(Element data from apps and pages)
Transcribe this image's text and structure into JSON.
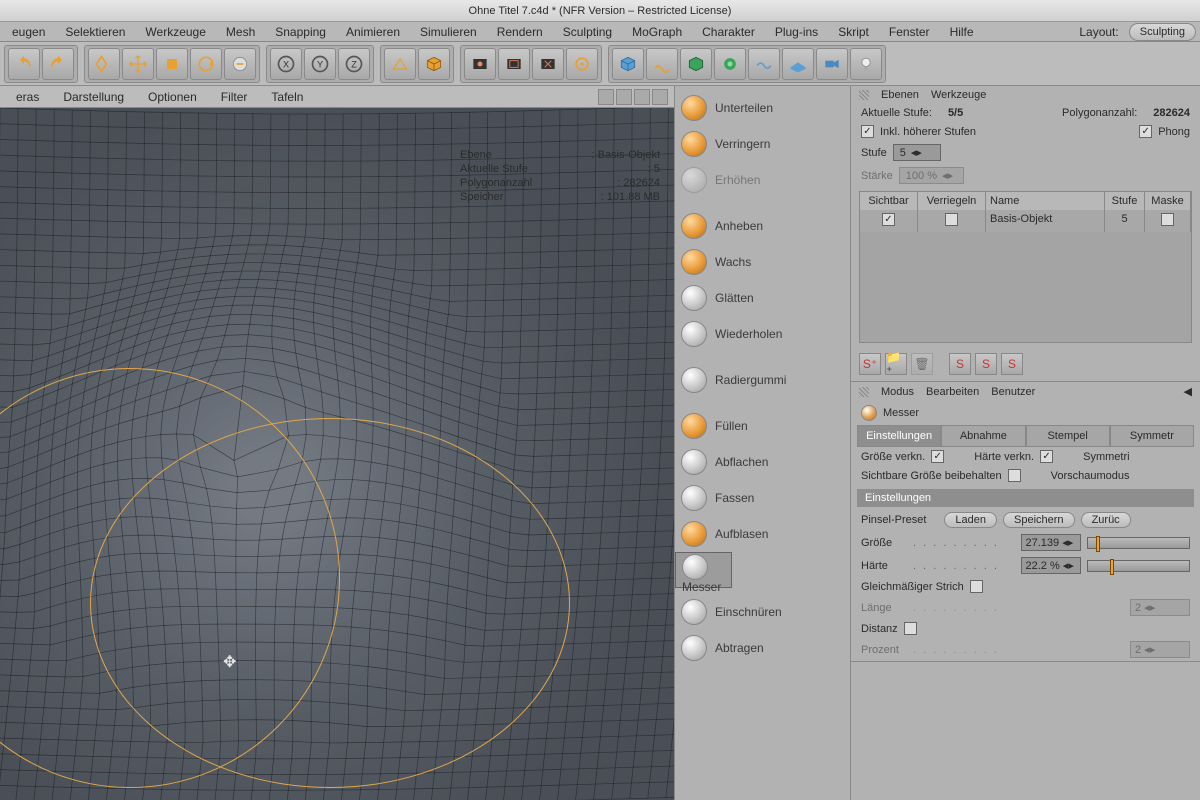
{
  "titlebar": "Ohne Titel 7.c4d * (NFR Version – Restricted License)",
  "menu": [
    "eugen",
    "Selektieren",
    "Werkzeuge",
    "Mesh",
    "Snapping",
    "Animieren",
    "Simulieren",
    "Rendern",
    "Sculpting",
    "MoGraph",
    "Charakter",
    "Plug-ins",
    "Skript",
    "Fenster",
    "Hilfe"
  ],
  "layout_label": "Layout:",
  "layout_value": "Sculpting",
  "view_menu": [
    "eras",
    "Darstellung",
    "Optionen",
    "Filter",
    "Tafeln"
  ],
  "hud": {
    "ebene_k": "Ebene",
    "ebene_v": "Basis-Objekt",
    "stufe_k": "Aktuelle Stufe",
    "stufe_v": "5",
    "poly_k": "Polygonanzahl",
    "poly_v": "282624",
    "mem_k": "Speicher",
    "mem_v": "101.88 MB"
  },
  "tool_panel": {
    "items": [
      {
        "label": "Unterteilen"
      },
      {
        "label": "Verringern"
      },
      {
        "label": "Erhöhen"
      }
    ],
    "brushes": [
      {
        "label": "Anheben"
      },
      {
        "label": "Wachs"
      },
      {
        "label": "Glätten"
      },
      {
        "label": "Wiederholen"
      },
      {
        "label": "Radiergummi"
      },
      {
        "label": "Füllen"
      },
      {
        "label": "Abflachen"
      },
      {
        "label": "Fassen"
      },
      {
        "label": "Aufblasen"
      },
      {
        "label": "Messer"
      },
      {
        "label": "Einschnüren"
      },
      {
        "label": "Abtragen"
      }
    ],
    "selected": "Messer"
  },
  "right": {
    "head1": [
      "Ebenen",
      "Werkzeuge"
    ],
    "stufe_label": "Aktuelle Stufe:",
    "stufe_value": "5/5",
    "poly_label": "Polygonanzahl:",
    "poly_value": "282624",
    "inkl": "Inkl. höherer Stufen",
    "phong": "Phong",
    "stufe_sel_label": "Stufe",
    "stufe_sel_value": "5",
    "staerke_label": "Stärke",
    "staerke_value": "100 %",
    "tbl_head": [
      "Sichtbar",
      "Verriegeln",
      "Name",
      "Stufe",
      "Maske"
    ],
    "tbl_row": {
      "name": "Basis-Objekt",
      "stufe": "5"
    },
    "head2": [
      "Modus",
      "Bearbeiten",
      "Benutzer"
    ],
    "attr_title": "Messer",
    "tabs": [
      "Einstellungen",
      "Abnahme",
      "Stempel",
      "Symmetr"
    ],
    "groesse_verkn": "Größe verkn.",
    "haerte_verkn": "Härte verkn.",
    "symm": "Symmetri",
    "sichtbare": "Sichtbare Größe beibehalten",
    "vorschau": "Vorschaumodus",
    "section": "Einstellungen",
    "preset_label": "Pinsel-Preset",
    "btn_laden": "Laden",
    "btn_speichern": "Speichern",
    "btn_zurueck": "Zurüc",
    "groesse_label": "Größe",
    "groesse_value": "27.139",
    "haerte_label": "Härte",
    "haerte_value": "22.2 %",
    "gleich": "Gleichmäßiger Strich",
    "laenge_label": "Länge",
    "laenge_value": "2",
    "distanz_label": "Distanz",
    "prozent_label": "Prozent",
    "prozent_value": "2"
  }
}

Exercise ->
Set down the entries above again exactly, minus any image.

Task output ->
Transcribe this image's text and structure into JSON.
{
  "titlebar": "Ohne Titel 7.c4d * (NFR Version – Restricted License)",
  "menu": [
    "eugen",
    "Selektieren",
    "Werkzeuge",
    "Mesh",
    "Snapping",
    "Animieren",
    "Simulieren",
    "Rendern",
    "Sculpting",
    "MoGraph",
    "Charakter",
    "Plug-ins",
    "Skript",
    "Fenster",
    "Hilfe"
  ],
  "layout_label": "Layout:",
  "layout_value": "Sculpting",
  "view_menu": [
    "eras",
    "Darstellung",
    "Optionen",
    "Filter",
    "Tafeln"
  ],
  "hud": {
    "ebene_k": "Ebene",
    "ebene_v": "Basis-Objekt",
    "stufe_k": "Aktuelle Stufe",
    "stufe_v": "5",
    "poly_k": "Polygonanzahl",
    "poly_v": "282624",
    "mem_k": "Speicher",
    "mem_v": "101.88 MB"
  },
  "tool_panel": {
    "items": [
      {
        "label": "Unterteilen"
      },
      {
        "label": "Verringern"
      },
      {
        "label": "Erhöhen"
      }
    ],
    "brushes": [
      {
        "label": "Anheben"
      },
      {
        "label": "Wachs"
      },
      {
        "label": "Glätten"
      },
      {
        "label": "Wiederholen"
      },
      {
        "label": "Radiergummi"
      },
      {
        "label": "Füllen"
      },
      {
        "label": "Abflachen"
      },
      {
        "label": "Fassen"
      },
      {
        "label": "Aufblasen"
      },
      {
        "label": "Messer"
      },
      {
        "label": "Einschnüren"
      },
      {
        "label": "Abtragen"
      }
    ],
    "selected": "Messer"
  },
  "right": {
    "head1": [
      "Ebenen",
      "Werkzeuge"
    ],
    "stufe_label": "Aktuelle Stufe:",
    "stufe_value": "5/5",
    "poly_label": "Polygonanzahl:",
    "poly_value": "282624",
    "inkl": "Inkl. höherer Stufen",
    "phong": "Phong",
    "stufe_sel_label": "Stufe",
    "stufe_sel_value": "5",
    "staerke_label": "Stärke",
    "staerke_value": "100 %",
    "tbl_head": [
      "Sichtbar",
      "Verriegeln",
      "Name",
      "Stufe",
      "Maske"
    ],
    "tbl_row": {
      "name": "Basis-Objekt",
      "stufe": "5"
    },
    "head2": [
      "Modus",
      "Bearbeiten",
      "Benutzer"
    ],
    "attr_title": "Messer",
    "tabs": [
      "Einstellungen",
      "Abnahme",
      "Stempel",
      "Symmetr"
    ],
    "groesse_verkn": "Größe verkn.",
    "haerte_verkn": "Härte verkn.",
    "symm": "Symmetri",
    "sichtbare": "Sichtbare Größe beibehalten",
    "vorschau": "Vorschaumodus",
    "section": "Einstellungen",
    "preset_label": "Pinsel-Preset",
    "btn_laden": "Laden",
    "btn_speichern": "Speichern",
    "btn_zurueck": "Zurüc",
    "groesse_label": "Größe",
    "groesse_value": "27.139",
    "haerte_label": "Härte",
    "haerte_value": "22.2 %",
    "gleich": "Gleichmäßiger Strich",
    "laenge_label": "Länge",
    "laenge_value": "2",
    "distanz_label": "Distanz",
    "prozent_label": "Prozent",
    "prozent_value": "2"
  }
}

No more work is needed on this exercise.